- **RECORDS PROVIDED**:
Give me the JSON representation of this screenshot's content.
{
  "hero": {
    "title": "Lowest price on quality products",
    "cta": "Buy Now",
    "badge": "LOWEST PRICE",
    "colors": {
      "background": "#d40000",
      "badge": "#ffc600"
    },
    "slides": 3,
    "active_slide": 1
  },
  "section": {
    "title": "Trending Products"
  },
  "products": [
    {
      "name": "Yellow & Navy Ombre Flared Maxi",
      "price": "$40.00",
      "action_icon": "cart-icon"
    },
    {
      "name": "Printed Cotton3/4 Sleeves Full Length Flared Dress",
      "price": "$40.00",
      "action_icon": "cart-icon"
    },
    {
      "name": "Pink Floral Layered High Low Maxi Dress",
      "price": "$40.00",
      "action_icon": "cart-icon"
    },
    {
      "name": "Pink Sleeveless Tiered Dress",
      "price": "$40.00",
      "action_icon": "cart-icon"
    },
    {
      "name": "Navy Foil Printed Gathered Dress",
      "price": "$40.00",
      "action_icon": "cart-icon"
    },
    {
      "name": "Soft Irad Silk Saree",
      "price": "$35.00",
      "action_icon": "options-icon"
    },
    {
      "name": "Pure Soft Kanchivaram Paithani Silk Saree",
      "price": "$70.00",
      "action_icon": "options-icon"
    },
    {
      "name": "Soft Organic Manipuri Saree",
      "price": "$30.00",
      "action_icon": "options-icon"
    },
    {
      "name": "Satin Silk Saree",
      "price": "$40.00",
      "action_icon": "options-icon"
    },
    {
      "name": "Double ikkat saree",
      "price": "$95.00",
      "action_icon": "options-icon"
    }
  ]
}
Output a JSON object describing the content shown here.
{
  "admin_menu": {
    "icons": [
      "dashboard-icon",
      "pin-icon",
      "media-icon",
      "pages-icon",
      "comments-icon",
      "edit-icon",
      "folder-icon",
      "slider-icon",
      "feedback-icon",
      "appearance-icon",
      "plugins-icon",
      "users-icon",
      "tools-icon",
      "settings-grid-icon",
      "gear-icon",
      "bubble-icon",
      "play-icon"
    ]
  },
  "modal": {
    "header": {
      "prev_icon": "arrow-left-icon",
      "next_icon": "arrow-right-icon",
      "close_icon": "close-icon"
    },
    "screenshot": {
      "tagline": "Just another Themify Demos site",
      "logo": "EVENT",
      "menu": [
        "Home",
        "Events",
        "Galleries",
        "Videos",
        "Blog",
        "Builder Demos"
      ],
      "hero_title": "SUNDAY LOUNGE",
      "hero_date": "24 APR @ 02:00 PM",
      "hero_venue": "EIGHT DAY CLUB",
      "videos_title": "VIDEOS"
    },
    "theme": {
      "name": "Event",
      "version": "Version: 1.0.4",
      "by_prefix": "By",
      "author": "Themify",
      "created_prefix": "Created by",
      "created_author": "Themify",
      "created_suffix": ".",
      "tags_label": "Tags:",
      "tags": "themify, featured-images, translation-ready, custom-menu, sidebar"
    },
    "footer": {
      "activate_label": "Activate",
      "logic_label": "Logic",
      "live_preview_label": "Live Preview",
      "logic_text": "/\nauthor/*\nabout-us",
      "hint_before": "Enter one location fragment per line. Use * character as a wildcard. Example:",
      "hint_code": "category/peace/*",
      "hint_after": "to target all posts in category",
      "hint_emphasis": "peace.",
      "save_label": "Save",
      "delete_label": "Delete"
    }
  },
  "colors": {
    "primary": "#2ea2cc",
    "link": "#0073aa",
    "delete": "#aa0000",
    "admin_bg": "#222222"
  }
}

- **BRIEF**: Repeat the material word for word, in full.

- **WORKED SOLUTION**:
Give me the JSON representation of this screenshot's content.
{
  "hero": {
    "title": "Lowest price on quality products",
    "cta": "Buy Now",
    "badge": "LOWEST PRICE",
    "colors": {
      "background": "#d40000",
      "badge": "#ffc600"
    },
    "slides": 3,
    "active_slide": 1
  },
  "section": {
    "title": "Trending Products"
  },
  "products": [
    {
      "name": "Yellow & Navy Ombre Flared Maxi",
      "price": "$40.00",
      "action_icon": "cart-icon"
    },
    {
      "name": "Printed Cotton3/4 Sleeves Full Length Flared Dress",
      "price": "$40.00",
      "action_icon": "cart-icon"
    },
    {
      "name": "Pink Floral Layered High Low Maxi Dress",
      "price": "$40.00",
      "action_icon": "cart-icon"
    },
    {
      "name": "Pink Sleeveless Tiered Dress",
      "price": "$40.00",
      "action_icon": "cart-icon"
    },
    {
      "name": "Navy Foil Printed Gathered Dress",
      "price": "$40.00",
      "action_icon": "cart-icon"
    },
    {
      "name": "Soft Irad Silk Saree",
      "price": "$35.00",
      "action_icon": "options-icon"
    },
    {
      "name": "Pure Soft Kanchivaram Paithani Silk Saree",
      "price": "$70.00",
      "action_icon": "options-icon"
    },
    {
      "name": "Soft Organic Manipuri Saree",
      "price": "$30.00",
      "action_icon": "options-icon"
    },
    {
      "name": "Satin Silk Saree",
      "price": "$40.00",
      "action_icon": "options-icon"
    },
    {
      "name": "Double ikkat saree",
      "price": "$95.00",
      "action_icon": "options-icon"
    }
  ]
}
Output a JSON object describing the content shown here.
{
  "admin_menu": {
    "icons": [
      "dashboard-icon",
      "pin-icon",
      "media-icon",
      "pages-icon",
      "comments-icon",
      "edit-icon",
      "folder-icon",
      "slider-icon",
      "feedback-icon",
      "appearance-icon",
      "plugins-icon",
      "users-icon",
      "tools-icon",
      "settings-grid-icon",
      "gear-icon",
      "bubble-icon",
      "play-icon"
    ]
  },
  "modal": {
    "header": {
      "prev_icon": "arrow-left-icon",
      "next_icon": "arrow-right-icon",
      "close_icon": "close-icon"
    },
    "screenshot": {
      "tagline": "Just another Themify Demos site",
      "logo": "EVENT",
      "menu": [
        "Home",
        "Events",
        "Galleries",
        "Videos",
        "Blog",
        "Builder Demos"
      ],
      "hero_title": "SUNDAY LOUNGE",
      "hero_date": "24 APR @ 02:00 PM",
      "hero_venue": "EIGHT DAY CLUB",
      "videos_title": "VIDEOS"
    },
    "theme": {
      "name": "Event",
      "version": "Version: 1.0.4",
      "by_prefix": "By",
      "author": "Themify",
      "created_prefix": "Created by",
      "created_author": "Themify",
      "created_suffix": ".",
      "tags_label": "Tags:",
      "tags": "themify, featured-images, translation-ready, custom-menu, sidebar"
    },
    "footer": {
      "activate_label": "Activate",
      "logic_label": "Logic",
      "live_preview_label": "Live Preview",
      "logic_text": "/\nauthor/*\nabout-us",
      "hint_before": "Enter one location fragment per line. Use * character as a wildcard. Example:",
      "hint_code": "category/peace/*",
      "hint_after": "to target all posts in category",
      "hint_emphasis": "peace.",
      "save_label": "Save",
      "delete_label": "Delete"
    }
  },
  "colors": {
    "primary": "#2ea2cc",
    "link": "#0073aa",
    "delete": "#aa0000",
    "admin_bg": "#222222"
  }
}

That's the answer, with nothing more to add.